Until tomorrow...
Darn it. I have a tick in me right now.


  1. Nice to hear from you. Although I love to get an update every day, it's OK if you don't post for several days. You don't have to catch us up. You could just keep the notes in your journal for when you write the book. I do check often late in the evening to see if there is a post for that day, though!

    I'm glad you went back to stay with that family. I'll bet Lily was just giddy with delight at the prospect of having her new friend, Linny, stay over. You'll have to go back someday for a proper slumber party!

    Get that tick! You know about Lyme, NH, I'm sure. Yuck! I try to love all creatures, but it's really hard with ticks. We get them at the shelter on the dogs sometimes and they just make my skin crawl.

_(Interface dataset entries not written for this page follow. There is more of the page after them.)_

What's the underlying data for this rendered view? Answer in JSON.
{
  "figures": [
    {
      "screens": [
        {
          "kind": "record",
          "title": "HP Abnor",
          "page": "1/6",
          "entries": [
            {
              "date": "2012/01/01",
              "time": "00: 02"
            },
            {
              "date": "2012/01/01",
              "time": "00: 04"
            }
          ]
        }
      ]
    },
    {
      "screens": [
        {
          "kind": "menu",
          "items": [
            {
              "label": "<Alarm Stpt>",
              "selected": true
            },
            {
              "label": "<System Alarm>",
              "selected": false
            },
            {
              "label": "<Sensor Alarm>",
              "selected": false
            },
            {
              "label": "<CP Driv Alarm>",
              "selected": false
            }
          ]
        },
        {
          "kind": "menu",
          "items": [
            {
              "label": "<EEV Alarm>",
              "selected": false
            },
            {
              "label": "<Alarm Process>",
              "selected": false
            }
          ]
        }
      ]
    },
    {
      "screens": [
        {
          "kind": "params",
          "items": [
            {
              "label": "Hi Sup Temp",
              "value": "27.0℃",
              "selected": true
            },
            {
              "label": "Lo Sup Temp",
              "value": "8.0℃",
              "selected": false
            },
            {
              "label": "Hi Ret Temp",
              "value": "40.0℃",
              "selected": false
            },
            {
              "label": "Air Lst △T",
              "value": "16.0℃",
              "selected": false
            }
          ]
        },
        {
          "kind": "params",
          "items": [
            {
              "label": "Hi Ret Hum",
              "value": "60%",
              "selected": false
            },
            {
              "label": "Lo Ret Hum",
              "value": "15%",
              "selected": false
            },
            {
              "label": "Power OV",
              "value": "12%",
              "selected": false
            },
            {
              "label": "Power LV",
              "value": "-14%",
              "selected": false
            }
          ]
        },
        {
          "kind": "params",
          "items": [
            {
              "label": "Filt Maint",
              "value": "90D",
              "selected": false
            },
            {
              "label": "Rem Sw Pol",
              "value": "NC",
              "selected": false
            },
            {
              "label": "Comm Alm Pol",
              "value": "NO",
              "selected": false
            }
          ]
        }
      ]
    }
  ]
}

    Buster and I were on the team that set the season record for team sorting last night. All 10 calves sorted in proper order in 59 seconds. Fun!

    But I'm actually more excited about the progress we're continuing to make on our (correct) lead departures. We have worked on that so hard, especially Buster. And it's finally coming together. I'm hoping it won't be too much longer before we'll be ready for flying lead changes. I'll be posting a video when we get to that point, I can assure you. I couldn't even tell you how many hours we will have invested in getting to flying lead changes.

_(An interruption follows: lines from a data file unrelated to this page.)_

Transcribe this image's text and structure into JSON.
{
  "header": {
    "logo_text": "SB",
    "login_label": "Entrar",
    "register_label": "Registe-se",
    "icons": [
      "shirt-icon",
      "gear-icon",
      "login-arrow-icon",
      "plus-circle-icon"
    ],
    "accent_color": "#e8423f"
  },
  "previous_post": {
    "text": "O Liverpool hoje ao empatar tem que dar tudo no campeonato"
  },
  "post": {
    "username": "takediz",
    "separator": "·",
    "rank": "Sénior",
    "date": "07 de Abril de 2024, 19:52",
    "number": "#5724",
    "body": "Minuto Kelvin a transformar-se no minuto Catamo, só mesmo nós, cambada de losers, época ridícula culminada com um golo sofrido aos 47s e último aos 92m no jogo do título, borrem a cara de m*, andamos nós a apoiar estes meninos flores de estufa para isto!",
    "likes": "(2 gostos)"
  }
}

    Some very hot days here in Michigan. About the same as where you are, I think. Both Buster and I get completely soaked riding, and we ride in the evening after things have started to cool off. I hose him down afterwards and he's gotten to where he really likes it.

    Date night tonight (Saturday) at our house! I'm asking for chips/cheese/salsa for the hors doeurves and we'll listen to music on the radio. That's how we spend our date nights. Couldn't be better!:) She's even more lovely now than when we first met almost 30 years ago.

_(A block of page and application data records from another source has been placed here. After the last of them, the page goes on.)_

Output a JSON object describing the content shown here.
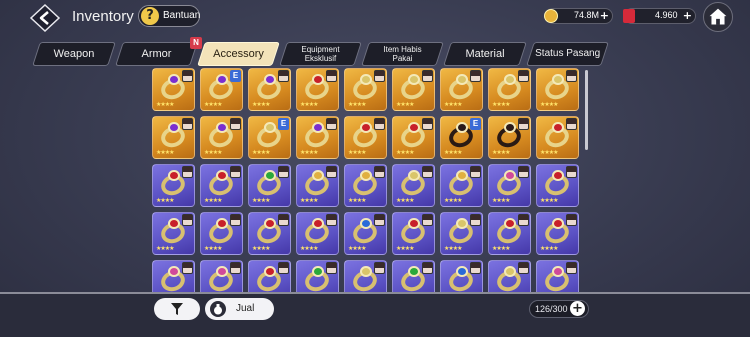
{
  "header": {
    "title": "Inventory",
    "help_label": "Bantuan",
    "help_glyph": "?",
    "gold_amount": "74.8M",
    "ticket_amount": "4.960",
    "plus_glyph": "+"
  },
  "tabs": [
    {
      "label": "Weapon",
      "active": false
    },
    {
      "label": "Armor",
      "active": false,
      "badge": "N"
    },
    {
      "label": "Accessory",
      "active": true
    },
    {
      "label": "Equipment Eksklusif",
      "active": false
    },
    {
      "label": "Item Habis Pakai",
      "active": false
    },
    {
      "label": "Material",
      "active": false
    },
    {
      "label": "Status Pasang",
      "active": false
    }
  ],
  "grid": {
    "columns": 9,
    "rows": [
      [
        "gold-purplegem-portrait",
        "gold-purplegem-etag",
        "gold-purplegem-portrait",
        "gold-red-portrait",
        "gold-plain-portrait",
        "gold-plain-portrait",
        "gold-plain-portrait",
        "gold-plain-portrait",
        "gold-plain-portrait"
      ],
      [
        "gold-purplegem-portrait",
        "gold-purplegem-portrait",
        "gold-plain-etag",
        "gold-purplegem-portrait",
        "gold-red-portrait",
        "gold-red-portrait",
        "gold-dark-etag",
        "gold-dark-portrait",
        "gold-red-portrait"
      ],
      [
        "purple-red-portrait",
        "purple-red-portrait",
        "purple-green-portrait",
        "purple-gold-portrait",
        "purple-gold-portrait",
        "purple-plain-portrait",
        "purple-gold-portrait",
        "purple-pink-portrait",
        "purple-red-portrait"
      ],
      [
        "purple-red-portrait",
        "purple-red-portrait",
        "purple-red-portrait",
        "purple-red-portrait",
        "purple-blue-portrait",
        "purple-red-portrait",
        "purple-plain-portrait",
        "purple-red-portrait",
        "purple-red-portrait"
      ],
      [
        "purple-pink-portrait",
        "purple-pink-portrait",
        "purple-red-portrait",
        "purple-green-portrait",
        "purple-plain-portrait",
        "purple-green-portrait",
        "purple-blue-portrait",
        "purple-plain-portrait",
        "purple-pink-portrait"
      ]
    ],
    "etag_label": "E",
    "stars": "★★★★"
  },
  "bottom": {
    "sell_label": "Jual",
    "capacity": "126/300",
    "plus_glyph": "+"
  },
  "colors": {
    "gold_cell": "#e0a030",
    "purple_cell": "#5b52c4",
    "active_tab": "#f3e3b9",
    "badge": "#d63b4b"
  }
}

  2. Wow that is a great sorting time! I have just started doing it, last week was my Arab's first time seeing cows. Our team of three inexperienced sorters managed to complete in time though, 2:57! We were so excited. And my arab seems to enjoy it, he arches his neck and flags his tail and goes for them little cows!
    Anyway glad for the update Linny, I can't imagine walking and riding that humidity. I am getting pretty cranky riding here because its so hot but its only 90-100 degrees, no humidity...still I wear my Cool Medic evaporative cooling vest religiously..don't know if you have ever tried that sort of thing but it might be great for you since all you need is to dunk it in water (of any temp) and it stays cool for hours. They make horse and dog accessories, also various people accessories.

  3. Glad the ride is going well for you Linny! Mom (Mary)and I check in frequently for updates. Laurin was born almost 4 months ago...she likes looking at pictures on my computer now, and really seems to like horsey pictures (much to her fathers dismay lol) so we look at them together when she's awake.